Activity:
Look for the word "donadel" in the entries below, then copy every line that has it.

++++ Data provided

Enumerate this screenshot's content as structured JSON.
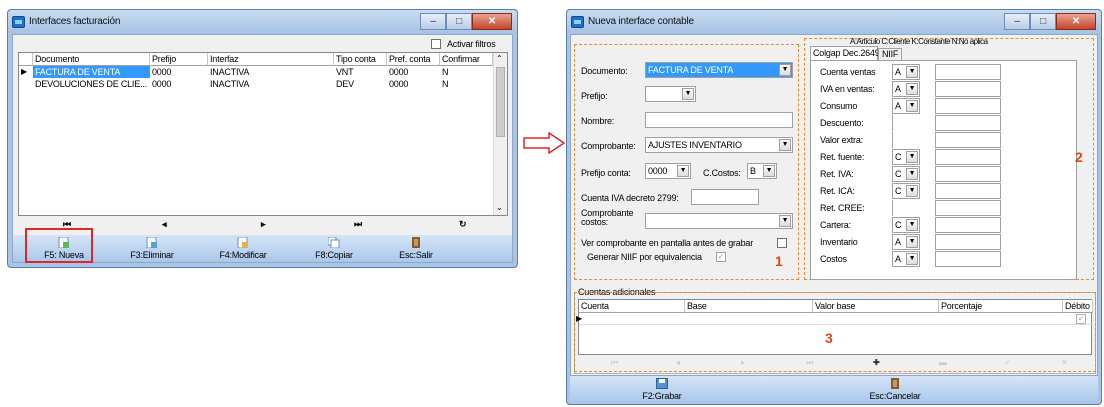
{
  "left_window": {
    "title": "Interfaces facturación",
    "activar_filtros": "Activar filtros",
    "columns": [
      "Documento",
      "Prefijo",
      "Interfaz",
      "Tipo conta",
      "Pref. conta",
      "Confirmar"
    ],
    "rows": [
      [
        "FACTURA DE VENTA",
        "0000",
        "INACTIVA",
        "VNT",
        "0000",
        "N"
      ],
      [
        "DEVOLUCIONES DE CLIE...",
        "0000",
        "INACTIVA",
        "DEV",
        "0000",
        "N"
      ]
    ],
    "nav": {
      "first": "⏮",
      "prev": "◂",
      "next": "▸",
      "last": "⏭",
      "refresh": "↻"
    },
    "toolbar": {
      "nueva": "F5: Nueva",
      "eliminar": "F3:Eliminar",
      "modificar": "F4:Modificar",
      "copiar": "F8:Copiar",
      "salir": "Esc:Salir"
    }
  },
  "arrow_icon": "right-arrow-icon",
  "right_window": {
    "title": "Nueva interface contable",
    "section1": {
      "documento_label": "Documento:",
      "documento_value": "FACTURA DE VENTA",
      "prefijo_label": "Prefijo:",
      "prefijo_value": "",
      "nombre_label": "Nombre:",
      "nombre_value": "",
      "comprobante_label": "Comprobante:",
      "comprobante_value": "AJUSTES INVENTARIO",
      "prefijo_conta_label": "Prefijo conta:",
      "prefijo_conta_value": "0000",
      "ccostos_label": "C.Costos:",
      "ccostos_value": "B",
      "cuenta_iva_label": "Cuenta IVA decreto 2799:",
      "cuenta_iva_value": "",
      "comprobante_costos_label_1": "Comprobante",
      "comprobante_costos_label_2": "costos:",
      "comprobante_costos_value": "",
      "ver_comprobante_label": "Ver comprobante en pantalla antes de grabar",
      "generar_niif_label": "Generar NIIF por equivalencia",
      "number": "1"
    },
    "section2": {
      "legend": "A:Artículo C:Cliente K:Constante N:No aplica",
      "tabs": [
        "Colgap Dec.2649",
        "NIIF"
      ],
      "rows": [
        {
          "label": "Cuenta ventas",
          "code": "A"
        },
        {
          "label": "IVA en ventas:",
          "code": "A"
        },
        {
          "label": "Consumo",
          "code": "A"
        },
        {
          "label": "Descuento:",
          "code": ""
        },
        {
          "label": "Valor extra:",
          "code": ""
        },
        {
          "label": "Ret. fuente:",
          "code": "C"
        },
        {
          "label": "Ret. IVA:",
          "code": "C"
        },
        {
          "label": "Ret. ICA:",
          "code": "C"
        },
        {
          "label": "Ret. CREE:",
          "code": ""
        },
        {
          "label": "Cartera:",
          "code": "C"
        },
        {
          "label": "Inventario",
          "code": "A"
        },
        {
          "label": "Costos",
          "code": "A"
        }
      ],
      "number": "2"
    },
    "section3": {
      "title": "Cuentas adicionales",
      "columns": [
        "Cuenta",
        "Base",
        "Valor base",
        "Porcentaje",
        "Débito"
      ],
      "number": "3"
    },
    "toolbar": {
      "grabar": "F2:Grabar",
      "cancelar": "Esc:Cancelar"
    }
  },
  "colors": {
    "highlight_box": "#e0262b",
    "dashed": "#ec8b2c",
    "selection": "#3399ff"
  }
}
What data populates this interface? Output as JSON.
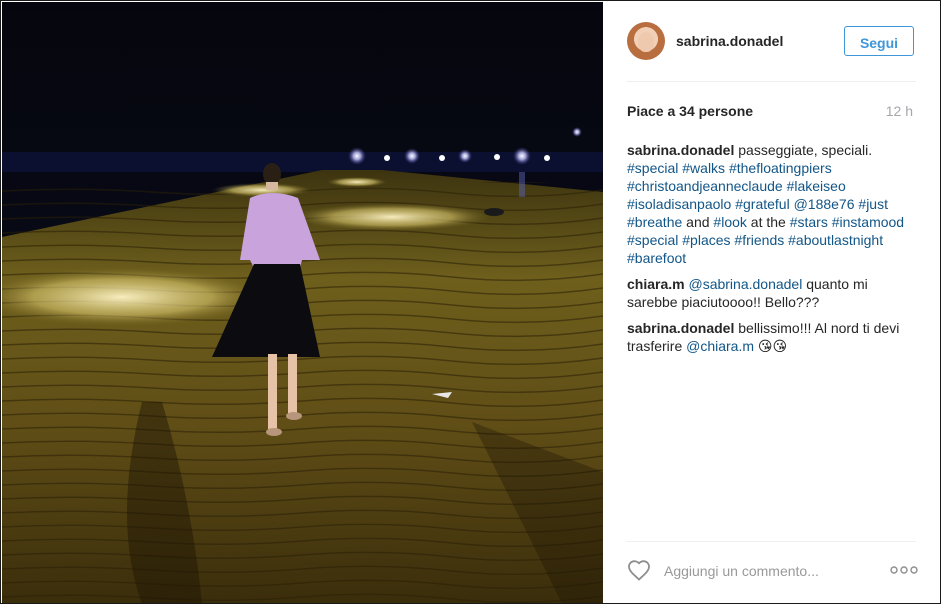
{
  "post": {
    "username": "sabrina.donadel",
    "follow_label": "Segui",
    "likes_text": "Piace a 34 persone",
    "time_ago": "12 h",
    "caption": {
      "user": "sabrina.donadel",
      "text_parts": [
        {
          "t": " passeggiate, speciali. ",
          "tag": false
        },
        {
          "t": "#special",
          "tag": true
        },
        {
          "t": " ",
          "tag": false
        },
        {
          "t": "#walks",
          "tag": true
        },
        {
          "t": " ",
          "tag": false
        },
        {
          "t": "#thefloatingpiers",
          "tag": true
        },
        {
          "t": " ",
          "tag": false
        },
        {
          "t": "#christoandjeanneclaude",
          "tag": true
        },
        {
          "t": " ",
          "tag": false
        },
        {
          "t": "#lakeiseo",
          "tag": true
        },
        {
          "t": " ",
          "tag": false
        },
        {
          "t": "#isoladisanpaolo",
          "tag": true
        },
        {
          "t": " ",
          "tag": false
        },
        {
          "t": "#grateful",
          "tag": true
        },
        {
          "t": " ",
          "tag": false
        },
        {
          "t": "@188e76",
          "tag": true
        },
        {
          "t": " ",
          "tag": false
        },
        {
          "t": "#just",
          "tag": true
        },
        {
          "t": " ",
          "tag": false
        },
        {
          "t": "#breathe",
          "tag": true
        },
        {
          "t": " and ",
          "tag": false
        },
        {
          "t": "#look",
          "tag": true
        },
        {
          "t": " at the ",
          "tag": false
        },
        {
          "t": "#stars",
          "tag": true
        },
        {
          "t": " ",
          "tag": false
        },
        {
          "t": "#instamood",
          "tag": true
        },
        {
          "t": " ",
          "tag": false
        },
        {
          "t": "#special",
          "tag": true
        },
        {
          "t": " ",
          "tag": false
        },
        {
          "t": "#places",
          "tag": true
        },
        {
          "t": " ",
          "tag": false
        },
        {
          "t": "#friends",
          "tag": true
        },
        {
          "t": " ",
          "tag": false
        },
        {
          "t": "#aboutlastnight",
          "tag": true
        },
        {
          "t": " ",
          "tag": false
        },
        {
          "t": "#barefoot",
          "tag": true
        }
      ]
    },
    "comments": [
      {
        "user": "chiara.m",
        "text_parts": [
          {
            "t": " ",
            "tag": false
          },
          {
            "t": "@sabrina.donadel",
            "tag": true
          },
          {
            "t": " quanto mi sarebbe piaciutoooo!! Bello???",
            "tag": false
          }
        ]
      },
      {
        "user": "sabrina.donadel",
        "text_parts": [
          {
            "t": " bellissimo!!! Al nord ti devi trasferire ",
            "tag": false
          },
          {
            "t": "@chiara.m",
            "tag": true
          },
          {
            "t": " 😘😘",
            "tag": false
          }
        ]
      }
    ],
    "comment_placeholder": "Aggiungi un commento...",
    "icons": {
      "like": "heart-outline-icon",
      "more": "more-options-icon"
    },
    "colors": {
      "link": "#125688",
      "follow": "#3f96d9",
      "muted": "#a5a7aa"
    }
  }
}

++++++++

Exercise output:
    "username": "sabrina.donadel",
      "user": "sabrina.donadel",
            "t": "@sabrina.donadel",
        "user": "sabrina.donadel",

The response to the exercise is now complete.